In the past few weeks, thousands of pro-choice activists have come to the Capitol to testify and protest anti-abortion bills. Photo by Mary Tuma.
Before testimony began, Sen. Bob Deuell (R-Greenville) made his opinion clear by likening the number of abortions performed in the U.S. to an “American Holocaust.” Deuell, a family physician, placed two sets of baby shoes on the committee dais as a reminder of all those who are unable to speak today.
Sen. Judith Zaffirini (D-Laredo) sought to include an amendment that would change “substantial medical evidence” in the bill to “some” medical evidence, a more accurate representation of the minimal data backing the 20-week so-called ‘fetal pain’ abortion ban. Sen. Carlos Uresti (D-San Antonio) offered to include exceptions for rape and incest in the legislation. Bill author Sen. Glenn Hegar (R-Katy) shot down both amendments.
The ASC requirement, which would close all but five abortion clinics in the state, has been criticized by health professionals and some lawmakers for being unnecessary. Sen. Jose Rodriguez (D-El Paso) vocalized his concern for women who may be forced to make the dangerous journey to Jaurez, Mexico for an abortion if the bill were to become law. Aside from one ASC in San Antonio, Uresti made note that he expects no abortion centers in his district to survive the costly upgrades. Hegar, with no substantial evidence to back up the claim, said he couldn’t guarantee all centers would remain open but said he didn’t think all of the 37 non-ASC clinics would close.
Amy Hagstrom Miller of Whole Woman’s Health, a reproductive healthcare network, oversees the ASC in San Antonio as well as four abortion centers in the state. She reiterated the requirement is unnecessary and that abortion is already well-regulated. Expensive upgrades like expanded hallways, new airflow systems, locker room showers and janitor closets would not increase or even affect the safety of the abortion procedure.
“Abortion didn’t start with Roe v. Wade–safe abortions did,” said Miller.
Ellen Cooper of the Department of State Health Services made another appearance, delivering information expressed at last week’s House committee hearing, where SB1’s counterpart House Bill 2 passed in a 8-3 vote.
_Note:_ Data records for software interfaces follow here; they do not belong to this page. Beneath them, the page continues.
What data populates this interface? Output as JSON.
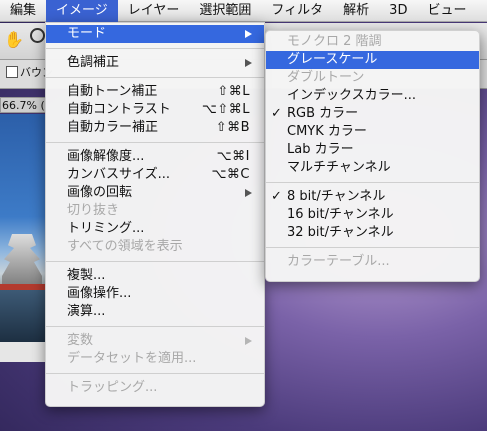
{
  "menubar": {
    "items": [
      {
        "label": "編集",
        "active": false
      },
      {
        "label": "イメージ",
        "active": true
      },
      {
        "label": "レイヤー",
        "active": false
      },
      {
        "label": "選択範囲",
        "active": false
      },
      {
        "label": "フィルタ",
        "active": false
      },
      {
        "label": "解析",
        "active": false
      },
      {
        "label": "3D",
        "active": false
      },
      {
        "label": "ビュー",
        "active": false
      }
    ]
  },
  "toolbar": {
    "bounding_label": "バウン",
    "zoom_label": "66.7% ("
  },
  "image_menu": {
    "mode": "モード",
    "adjustments": "色調補正",
    "auto_tone": "自動トーン補正",
    "auto_tone_sc": "⇧⌘L",
    "auto_contrast": "自動コントラスト",
    "auto_contrast_sc": "⌥⇧⌘L",
    "auto_color": "自動カラー補正",
    "auto_color_sc": "⇧⌘B",
    "image_size": "画像解像度...",
    "image_size_sc": "⌥⌘I",
    "canvas_size": "カンバスサイズ...",
    "canvas_size_sc": "⌥⌘C",
    "rotation": "画像の回転",
    "crop": "切り抜き",
    "trim": "トリミング...",
    "reveal_all": "すべての領域を表示",
    "duplicate": "複製...",
    "apply_image": "画像操作...",
    "calculations": "演算...",
    "variables": "変数",
    "apply_dataset": "データセットを適用...",
    "trap": "トラッピング..."
  },
  "mode_submenu": {
    "bitmap": "モノクロ 2 階調",
    "grayscale": "グレースケール",
    "duotone": "ダブルトーン",
    "indexed": "インデックスカラー...",
    "rgb": "RGB カラー",
    "cmyk": "CMYK カラー",
    "lab": "Lab カラー",
    "multichannel": "マルチチャンネル",
    "bit8": "8 bit/チャンネル",
    "bit16": "16 bit/チャンネル",
    "bit32": "32 bit/チャンネル",
    "color_table": "カラーテーブル...",
    "checkmark": "✓"
  },
  "colors": {
    "highlight": "#3568df",
    "active_menu": "#3a62d2"
  }
}
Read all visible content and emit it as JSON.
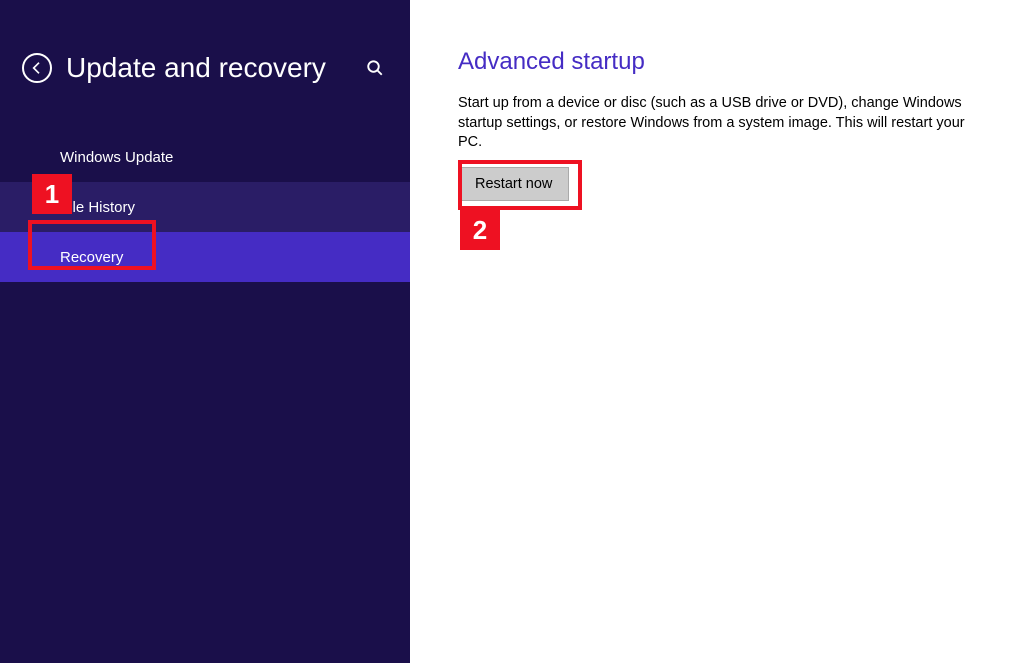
{
  "header": {
    "title": "Update and recovery"
  },
  "sidebar": {
    "items": [
      {
        "label": "Windows Update"
      },
      {
        "label": "File History"
      },
      {
        "label": "Recovery"
      }
    ]
  },
  "content": {
    "section_title": "Advanced startup",
    "section_desc": "Start up from a device or disc (such as a USB drive or DVD), change Windows startup settings, or restore Windows from a system image. This will restart your PC.",
    "restart_label": "Restart now"
  },
  "annotations": {
    "one": "1",
    "two": "2"
  }
}
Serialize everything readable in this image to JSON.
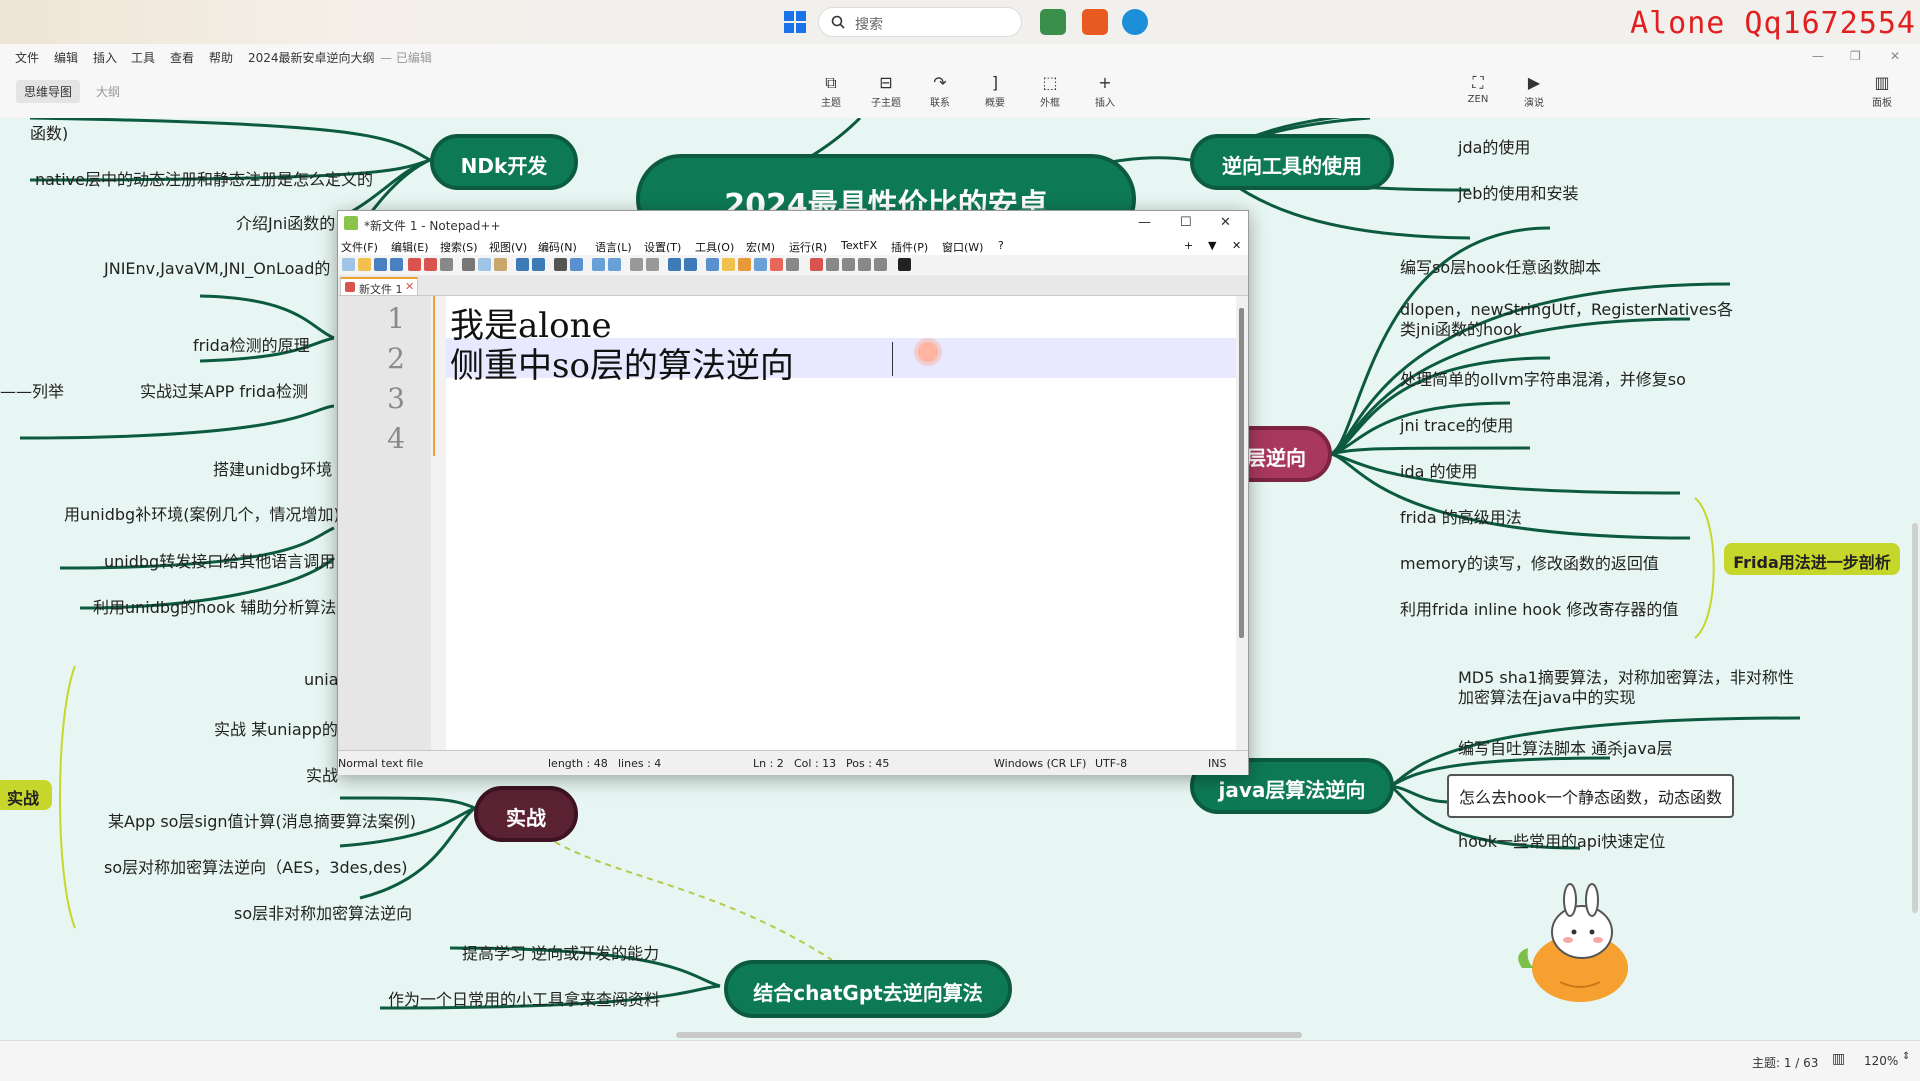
{
  "taskbar": {
    "search_placeholder": "搜索",
    "watermark": "Alone Qq1672554"
  },
  "menubar": {
    "items": [
      "文件",
      "编辑",
      "插入",
      "工具",
      "查看",
      "帮助"
    ],
    "doc_title": "2024最新安卓逆向大纲",
    "edit_status": "— 已编辑"
  },
  "view_tabs": [
    "思维导图",
    "大纲"
  ],
  "toolbar": {
    "topic": "主题",
    "subtopic": "子主题",
    "relation": "联系",
    "summary": "概要",
    "boundary": "外框",
    "insert": "插入",
    "zen": "ZEN",
    "present": "演说",
    "panel": "面板"
  },
  "mindmap": {
    "central": "2024最具性价比的安卓",
    "ndk": {
      "title": "NDk开发",
      "items": [
        "函数)",
        "native层中的动态注册和静态注册是怎么定义的",
        "介绍Jni函数的",
        "JNIEnv,JavaVM,JNI_OnLoad的"
      ]
    },
    "left_mid": {
      "items": [
        "frida检测的原理",
        "实战过某APP frida检测",
        "搭建unidbg环境",
        "用unidbg补环境(案例几个，情况增加)",
        "unidbg转发接口给其他语言调用",
        "利用unidbg的hook 辅助分析算法"
      ],
      "list_fragment": "——列举"
    },
    "practice": {
      "title": "实战",
      "items": [
        "unia",
        "实战 某uniapp的",
        "实战",
        "某App so层sign值计算(消息摘要算法案例)",
        "so层对称加密算法逆向（AES，3des,des)",
        "so层非对称加密算法逆向"
      ],
      "side_label": "实战"
    },
    "reverse_tools": {
      "title": "逆向工具的使用",
      "items": [
        "jda的使用",
        "jeb的使用和安装"
      ]
    },
    "so_layer": {
      "title": "层逆向",
      "items": [
        "编写so层hook任意函数脚本",
        "dlopen，newStringUtf，RegisterNatives各类jni函数的hook",
        "处理简单的ollvm字符串混淆，并修复so",
        "jni trace的使用",
        "ida 的使用",
        "frida 的高级用法",
        "memory的读写，修改函数的返回值",
        "利用frida inline hook 修改寄存器的值"
      ],
      "callout": "Frida用法进一步剖析"
    },
    "java_layer": {
      "title": "java层算法逆向",
      "items": [
        "MD5 sha1摘要算法，对称加密算法，非对称性加密算法在java中的实现",
        "编写自吐算法脚本 通杀java层",
        "怎么去hook一个静态函数，动态函数",
        "hook一些常用的api快速定位"
      ]
    },
    "chatgpt": {
      "title": "结合chatGpt去逆向算法",
      "items": [
        "提高学习 逆向或开发的能力",
        "作为一个日常用的小工具拿来查阅资料"
      ]
    }
  },
  "notepad": {
    "title": "*新文件 1 - Notepad++",
    "menu": [
      "文件(F)",
      "编辑(E)",
      "搜索(S)",
      "视图(V)",
      "编码(N)",
      "语言(L)",
      "设置(T)",
      "工具(O)",
      "宏(M)",
      "运行(R)",
      "TextFX",
      "插件(P)",
      "窗口(W)",
      "?"
    ],
    "tab_label": "新文件 1",
    "line_numbers": [
      "1",
      "2",
      "3",
      "4"
    ],
    "lines": [
      "我是alone",
      "侧重中so层的算法逆向"
    ],
    "status": {
      "type": "Normal text file",
      "length": "length : 48",
      "lines": "lines : 4",
      "ln": "Ln : 2",
      "col": "Col : 13",
      "pos": "Pos : 45",
      "eol": "Windows (CR LF)",
      "encoding": "UTF-8",
      "mode": "INS"
    }
  },
  "statusbar": {
    "topic_count": "主题: 1 / 63",
    "zoom": "120%"
  }
}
Cooper says abortion facilities are inspected every year while ASCs receive an audit every three to up to six years. In other words, if the bill became law, Republicans would have a difficult time making the case the legislation actually increases abortion regulation, the ostensive goal of the bill.
Rodriguez made the point early on that the bills aren’t tied to specific conditions in Texas, rather the similarity among related legislation in other states indicates they are born from and being clearly promoted by a national agenda. The Current recently reported on the possible influence national anti-choice group, Americans United for Life, has had on the bill text.
Chair Sen. Jane Nelson (R-Flower Mound) said a vote on the bill would not be taken at the end of the hearing, which is expected to last well into the night.